**TASK OBJECTIVE**
Your answer should consist of the complete listing, repeated verbatim.

--- START ---

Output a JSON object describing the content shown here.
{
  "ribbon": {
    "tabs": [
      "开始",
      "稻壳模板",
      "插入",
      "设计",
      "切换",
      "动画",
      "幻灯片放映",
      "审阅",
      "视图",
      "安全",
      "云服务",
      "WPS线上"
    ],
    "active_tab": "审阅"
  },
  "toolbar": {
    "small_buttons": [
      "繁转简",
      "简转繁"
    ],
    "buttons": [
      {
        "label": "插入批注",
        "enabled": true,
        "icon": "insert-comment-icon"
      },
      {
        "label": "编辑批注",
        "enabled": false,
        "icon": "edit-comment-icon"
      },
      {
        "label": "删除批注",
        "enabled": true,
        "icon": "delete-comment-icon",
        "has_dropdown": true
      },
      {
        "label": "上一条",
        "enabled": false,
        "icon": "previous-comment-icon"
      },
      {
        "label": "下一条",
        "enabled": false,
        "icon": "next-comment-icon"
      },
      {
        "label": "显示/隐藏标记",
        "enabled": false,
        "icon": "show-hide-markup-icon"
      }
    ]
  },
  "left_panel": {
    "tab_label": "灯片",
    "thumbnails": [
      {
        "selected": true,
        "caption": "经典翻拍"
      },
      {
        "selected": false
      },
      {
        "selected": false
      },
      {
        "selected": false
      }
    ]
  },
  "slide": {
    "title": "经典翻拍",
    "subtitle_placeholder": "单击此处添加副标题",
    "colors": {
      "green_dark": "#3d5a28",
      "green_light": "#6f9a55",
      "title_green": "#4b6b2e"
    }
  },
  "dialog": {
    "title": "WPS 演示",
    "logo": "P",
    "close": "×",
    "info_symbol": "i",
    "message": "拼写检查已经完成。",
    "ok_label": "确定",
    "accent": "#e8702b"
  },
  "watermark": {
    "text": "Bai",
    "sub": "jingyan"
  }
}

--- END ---

**EXERCISE ANSWER**
Output a JSON object describing the content shown here.
{
  "ribbon": {
    "tabs": [
      "开始",
      "稻壳模板",
      "插入",
      "设计",
      "切换",
      "动画",
      "幻灯片放映",
      "审阅",
      "视图",
      "安全",
      "云服务",
      "WPS线上"
    ],
    "active_tab": "审阅"
  },
  "toolbar": {
    "small_buttons": [
      "繁转简",
      "简转繁"
    ],
    "buttons": [
      {
        "label": "插入批注",
        "enabled": true,
        "icon": "insert-comment-icon"
      },
      {
        "label": "编辑批注",
        "enabled": false,
        "icon": "edit-comment-icon"
      },
      {
        "label": "删除批注",
        "enabled": true,
        "icon": "delete-comment-icon",
        "has_dropdown": true
      },
      {
        "label": "上一条",
        "enabled": false,
        "icon": "previous-comment-icon"
      },
      {
        "label": "下一条",
        "enabled": false,
        "icon": "next-comment-icon"
      },
      {
        "label": "显示/隐藏标记",
        "enabled": false,
        "icon": "show-hide-markup-icon"
      }
    ]
  },
  "left_panel": {
    "tab_label": "灯片",
    "thumbnails": [
      {
        "selected": true,
        "caption": "经典翻拍"
      },
      {
        "selected": false
      },
      {
        "selected": false
      },
      {
        "selected": false
      }
    ]
  },
  "slide": {
    "title": "经典翻拍",
    "subtitle_placeholder": "单击此处添加副标题",
    "colors": {
      "green_dark": "#3d5a28",
      "green_light": "#6f9a55",
      "title_green": "#4b6b2e"
    }
  },
  "dialog": {
    "title": "WPS 演示",
    "logo": "P",
    "close": "×",
    "info_symbol": "i",
    "message": "拼写检查已经完成。",
    "ok_label": "确定",
    "accent": "#e8702b"
  },
  "watermark": {
    "text": "Bai",
    "sub": "jingyan"
  }
}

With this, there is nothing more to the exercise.